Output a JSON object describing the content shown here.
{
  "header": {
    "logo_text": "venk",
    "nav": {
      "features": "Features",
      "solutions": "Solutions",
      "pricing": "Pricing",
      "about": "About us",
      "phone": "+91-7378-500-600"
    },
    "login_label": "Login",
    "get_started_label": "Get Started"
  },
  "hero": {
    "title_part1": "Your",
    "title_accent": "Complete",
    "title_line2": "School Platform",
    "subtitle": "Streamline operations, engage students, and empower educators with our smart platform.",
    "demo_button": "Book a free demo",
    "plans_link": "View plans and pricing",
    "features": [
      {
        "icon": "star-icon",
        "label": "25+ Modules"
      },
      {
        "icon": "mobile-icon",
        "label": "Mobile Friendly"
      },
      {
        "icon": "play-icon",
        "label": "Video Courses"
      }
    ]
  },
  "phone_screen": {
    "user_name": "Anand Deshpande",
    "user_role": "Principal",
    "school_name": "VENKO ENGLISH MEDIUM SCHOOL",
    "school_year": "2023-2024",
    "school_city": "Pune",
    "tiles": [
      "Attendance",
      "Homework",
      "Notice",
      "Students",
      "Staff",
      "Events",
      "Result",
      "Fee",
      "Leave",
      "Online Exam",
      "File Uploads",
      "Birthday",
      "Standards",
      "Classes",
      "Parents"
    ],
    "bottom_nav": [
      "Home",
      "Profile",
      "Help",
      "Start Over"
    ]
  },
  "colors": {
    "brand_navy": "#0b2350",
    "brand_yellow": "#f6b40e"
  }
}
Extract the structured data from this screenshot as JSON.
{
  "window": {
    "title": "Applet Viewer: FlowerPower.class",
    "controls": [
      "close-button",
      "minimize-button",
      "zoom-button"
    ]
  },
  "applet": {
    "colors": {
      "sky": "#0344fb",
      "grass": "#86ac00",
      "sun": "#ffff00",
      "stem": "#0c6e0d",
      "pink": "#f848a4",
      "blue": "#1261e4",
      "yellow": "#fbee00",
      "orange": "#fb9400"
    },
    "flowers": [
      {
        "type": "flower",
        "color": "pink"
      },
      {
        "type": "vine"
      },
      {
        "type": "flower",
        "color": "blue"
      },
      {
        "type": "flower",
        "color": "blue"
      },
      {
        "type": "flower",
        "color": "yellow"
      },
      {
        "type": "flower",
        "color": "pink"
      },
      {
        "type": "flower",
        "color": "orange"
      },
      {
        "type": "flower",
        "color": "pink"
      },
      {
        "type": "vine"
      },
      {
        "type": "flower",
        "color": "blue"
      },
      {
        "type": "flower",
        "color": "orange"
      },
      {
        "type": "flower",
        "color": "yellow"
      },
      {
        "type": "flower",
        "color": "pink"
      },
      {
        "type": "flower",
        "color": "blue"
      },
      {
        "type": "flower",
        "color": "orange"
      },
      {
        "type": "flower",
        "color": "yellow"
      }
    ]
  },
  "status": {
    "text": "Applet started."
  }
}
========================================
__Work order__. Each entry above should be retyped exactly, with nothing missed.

__Output below__.
Output a JSON object describing the content shown here.
{
  "header": {
    "logo_text": "venk",
    "nav": {
      "features": "Features",
      "solutions": "Solutions",
      "pricing": "Pricing",
      "about": "About us",
      "phone": "+91-7378-500-600"
    },
    "login_label": "Login",
    "get_started_label": "Get Started"
  },
  "hero": {
    "title_part1": "Your",
    "title_accent": "Complete",
    "title_line2": "School Platform",
    "subtitle": "Streamline operations, engage students, and empower educators with our smart platform.",
    "demo_button": "Book a free demo",
    "plans_link": "View plans and pricing",
    "features": [
      {
        "icon": "star-icon",
        "label": "25+ Modules"
      },
      {
        "icon": "mobile-icon",
        "label": "Mobile Friendly"
      },
      {
        "icon": "play-icon",
        "label": "Video Courses"
      }
    ]
  },
  "phone_screen": {
    "user_name": "Anand Deshpande",
    "user_role": "Principal",
    "school_name": "VENKO ENGLISH MEDIUM SCHOOL",
    "school_year": "2023-2024",
    "school_city": "Pune",
    "tiles": [
      "Attendance",
      "Homework",
      "Notice",
      "Students",
      "Staff",
      "Events",
      "Result",
      "Fee",
      "Leave",
      "Online Exam",
      "File Uploads",
      "Birthday",
      "Standards",
      "Classes",
      "Parents"
    ],
    "bottom_nav": [
      "Home",
      "Profile",
      "Help",
      "Start Over"
    ]
  },
  "colors": {
    "brand_navy": "#0b2350",
    "brand_yellow": "#f6b40e"
  }
}
Extract the structured data from this screenshot as JSON.
{
  "window": {
    "title": "Applet Viewer: FlowerPower.class",
    "controls": [
      "close-button",
      "minimize-button",
      "zoom-button"
    ]
  },
  "applet": {
    "colors": {
      "sky": "#0344fb",
      "grass": "#86ac00",
      "sun": "#ffff00",
      "stem": "#0c6e0d",
      "pink": "#f848a4",
      "blue": "#1261e4",
      "yellow": "#fbee00",
      "orange": "#fb9400"
    },
    "flowers": [
      {
        "type": "flower",
        "color": "pink"
      },
      {
        "type": "vine"
      },
      {
        "type": "flower",
        "color": "blue"
      },
      {
        "type": "flower",
        "color": "blue"
      },
      {
        "type": "flower",
        "color": "yellow"
      },
      {
        "type": "flower",
        "color": "pink"
      },
      {
        "type": "flower",
        "color": "orange"
      },
      {
        "type": "flower",
        "color": "pink"
      },
      {
        "type": "vine"
      },
      {
        "type": "flower",
        "color": "blue"
      },
      {
        "type": "flower",
        "color": "orange"
      },
      {
        "type": "flower",
        "color": "yellow"
      },
      {
        "type": "flower",
        "color": "pink"
      },
      {
        "type": "flower",
        "color": "blue"
      },
      {
        "type": "flower",
        "color": "orange"
      },
      {
        "type": "flower",
        "color": "yellow"
      }
    ]
  },
  "status": {
    "text": "Applet started."
  }
}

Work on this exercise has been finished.